- Can I get more information before I commit to this?
- Can I get a second opinion from you before I commit to this?
- How can I find out the cost before I have any obligation?
What AIMIS Can do:
AIMIS will provide a full review, diagnosis and potential surgical options for your condition, after receiving the relevant examinations and information from you. They will also provide an estimate for your surgical procedure before you decide. AIMIS’s mission is to the provision of “true” healthcare for those who require it. It provides world leading surgeons using state of the art procedures to optimize potential surgical outcomes, whilst taking care of all arrangements so as to allow concentration on recovery.
AIMIS provide competitive prices for state of the art procedures. We also work with a large range of Insurance companies where your policy allows you to have surgery abroad.
Further information on the problem:
When categorizing the types of slipped discs according to their location in the spine, the three main spinal sections to discuss are the cervical (neck), thoracic (upper body) and lumbar (lower back) regions.
- Ruptured or bulging cervical discs threaten to compress the nerve roots that serve the head, neck, shoulders, arms and hands. Because these nerves exit the spinal column through the small openings on the sides of the cervical vertebrae, even a slightly protruded or herniated cervical disc can irritate one of the nerve roots in this compact environment. Patients seek treatment for herniated cervical discs more often than they do for any other slipped disc types, except for herniated discs in the lumbar region.

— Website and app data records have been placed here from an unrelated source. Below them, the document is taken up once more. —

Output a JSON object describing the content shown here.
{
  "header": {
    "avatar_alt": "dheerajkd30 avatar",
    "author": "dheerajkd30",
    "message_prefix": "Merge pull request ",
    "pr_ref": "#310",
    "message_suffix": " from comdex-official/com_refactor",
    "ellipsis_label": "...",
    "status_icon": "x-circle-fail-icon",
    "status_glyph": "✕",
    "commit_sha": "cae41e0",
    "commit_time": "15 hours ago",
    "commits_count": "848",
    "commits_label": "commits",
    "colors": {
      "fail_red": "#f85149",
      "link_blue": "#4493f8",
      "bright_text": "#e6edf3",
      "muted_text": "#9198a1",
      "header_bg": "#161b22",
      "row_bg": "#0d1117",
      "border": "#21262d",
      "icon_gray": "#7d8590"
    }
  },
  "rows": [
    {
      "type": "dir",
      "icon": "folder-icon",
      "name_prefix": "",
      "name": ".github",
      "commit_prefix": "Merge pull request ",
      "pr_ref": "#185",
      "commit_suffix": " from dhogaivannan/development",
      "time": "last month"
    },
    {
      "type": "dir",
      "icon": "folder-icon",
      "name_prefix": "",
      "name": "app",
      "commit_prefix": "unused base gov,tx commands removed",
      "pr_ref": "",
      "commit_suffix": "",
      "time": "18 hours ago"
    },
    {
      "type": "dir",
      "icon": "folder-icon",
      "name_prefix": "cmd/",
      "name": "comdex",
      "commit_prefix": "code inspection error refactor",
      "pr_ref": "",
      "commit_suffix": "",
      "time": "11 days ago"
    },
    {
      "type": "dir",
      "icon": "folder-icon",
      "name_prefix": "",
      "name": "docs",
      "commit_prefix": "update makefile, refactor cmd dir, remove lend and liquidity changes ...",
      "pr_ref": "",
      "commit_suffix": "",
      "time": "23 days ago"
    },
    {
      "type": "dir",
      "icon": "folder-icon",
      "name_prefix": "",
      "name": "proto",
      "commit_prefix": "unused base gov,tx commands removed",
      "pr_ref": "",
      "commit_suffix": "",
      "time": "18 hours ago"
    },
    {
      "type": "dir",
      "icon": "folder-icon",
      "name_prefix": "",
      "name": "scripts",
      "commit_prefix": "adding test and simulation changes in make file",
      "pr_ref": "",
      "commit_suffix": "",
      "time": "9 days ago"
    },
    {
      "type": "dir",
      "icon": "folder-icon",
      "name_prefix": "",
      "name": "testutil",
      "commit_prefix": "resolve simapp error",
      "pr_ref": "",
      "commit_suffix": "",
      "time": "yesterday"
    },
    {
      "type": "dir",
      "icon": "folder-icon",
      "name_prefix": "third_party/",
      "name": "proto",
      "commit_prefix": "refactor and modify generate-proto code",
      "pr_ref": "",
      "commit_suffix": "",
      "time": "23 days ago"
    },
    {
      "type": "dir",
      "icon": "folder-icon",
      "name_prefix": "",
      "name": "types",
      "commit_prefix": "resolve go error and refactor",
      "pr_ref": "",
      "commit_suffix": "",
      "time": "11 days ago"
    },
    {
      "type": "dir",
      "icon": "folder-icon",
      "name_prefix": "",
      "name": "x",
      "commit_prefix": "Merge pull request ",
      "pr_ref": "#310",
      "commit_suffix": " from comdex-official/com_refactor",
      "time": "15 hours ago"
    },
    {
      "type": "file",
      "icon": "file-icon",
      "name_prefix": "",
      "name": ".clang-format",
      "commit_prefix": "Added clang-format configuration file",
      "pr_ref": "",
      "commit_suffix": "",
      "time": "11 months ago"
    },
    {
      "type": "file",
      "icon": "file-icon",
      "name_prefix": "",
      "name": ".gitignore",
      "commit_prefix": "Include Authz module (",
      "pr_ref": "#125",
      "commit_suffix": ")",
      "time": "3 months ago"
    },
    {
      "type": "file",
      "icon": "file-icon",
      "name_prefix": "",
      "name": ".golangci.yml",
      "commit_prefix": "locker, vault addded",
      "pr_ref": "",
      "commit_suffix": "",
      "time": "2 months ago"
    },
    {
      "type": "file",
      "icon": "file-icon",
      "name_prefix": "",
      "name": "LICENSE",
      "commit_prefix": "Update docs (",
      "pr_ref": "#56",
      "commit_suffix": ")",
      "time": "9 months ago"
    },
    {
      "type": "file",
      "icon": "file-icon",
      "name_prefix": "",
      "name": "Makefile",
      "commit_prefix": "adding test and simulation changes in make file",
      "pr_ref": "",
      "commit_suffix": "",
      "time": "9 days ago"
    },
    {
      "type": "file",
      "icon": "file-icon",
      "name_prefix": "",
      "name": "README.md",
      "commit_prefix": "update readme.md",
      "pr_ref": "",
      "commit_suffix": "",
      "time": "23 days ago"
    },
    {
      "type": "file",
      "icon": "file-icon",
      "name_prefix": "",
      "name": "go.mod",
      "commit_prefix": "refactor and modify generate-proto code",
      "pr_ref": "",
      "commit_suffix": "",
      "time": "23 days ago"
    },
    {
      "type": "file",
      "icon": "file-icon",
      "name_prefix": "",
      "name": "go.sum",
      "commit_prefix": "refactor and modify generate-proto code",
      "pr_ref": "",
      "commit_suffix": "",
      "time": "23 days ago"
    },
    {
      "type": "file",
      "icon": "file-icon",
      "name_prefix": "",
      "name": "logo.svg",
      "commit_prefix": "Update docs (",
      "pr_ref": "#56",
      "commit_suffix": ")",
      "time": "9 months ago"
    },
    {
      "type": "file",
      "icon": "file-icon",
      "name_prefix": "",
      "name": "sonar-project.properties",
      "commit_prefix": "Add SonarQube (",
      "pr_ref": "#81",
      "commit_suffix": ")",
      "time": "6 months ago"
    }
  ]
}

- Connected to the rib cage, the thoracic spine enjoys greater support and bends less than other parts of the spine, and this stability minimizes the risk of damage to the thoracic intervertebral discs. Compared to the more common types of slipped discs, such as herniated cervical and lumbar discs, thoracic discs present problems for relatively few patients.
- Because the lumbar spine bears substantial weight and bends in many different directions, lumbar discs herniate far more often than any other types of discs in the spine. A ruptured lumbar disc can cause lower back pain where the tear occurs, as well as cause symptoms in the lower parts of the body that the lumbar nerves serve. For instance, compression of the sciatic nerve, which starts in the lower back and branches into the pelvic region before it splits and travels down both legs, can send pain and numbness radiating down a leg.
Further Information on Increased Risk Groups
While aging is unavoidable, certain lifestyle factors — such as having poor posture, regularly lifting heavy objects, participating in high-impact sporting activities, smoking and carrying excess body weight — can accelerate the spinal degeneration process. Workers in occupations that require repetitive lifting, bending and twisting, as well as those in jobs that involve whole-body vibration (such as long-distance truck driving) and long periods of sitting, also have a heightened risk of developing degenerative spine conditions. In general, the level of risk increases along with the length of time an individual performs such work.
Additionally, some individuals are genetically predisposed to developing degenerative spine conditions such as a slipped disc.
Why AIMIS for this Surgery
AIMIS strives for excellence in delivering the best surgical outcomes, via the extensive expertise of its prestige surgeons, its technologies, its highly trained staff and superior facilities to provide an individualized and compassionate experience in a comfortable environment. All patients are treated with the individual care they deserve in an effort to provide the best chance of successful treatment.
Other Services Provided by AIMIS
In addition to its Innovative Healthcare, AIMIS provides seamless service along the way. From the start of your journey you'll know the best flights to take, where you'll be staying, what paperwork you will need. You will have a personal assistant assigned; from your pick up at the airport, to your accommodation, continuous assistance at your pre-consultation, through surgery and in your postsurgical care. Our Patients have said that they feel they have become "part of our family" and some even asked to stay a little longer! AIMIS is here to assist you in an all you requirements, allowing you to focus on your health and recovery.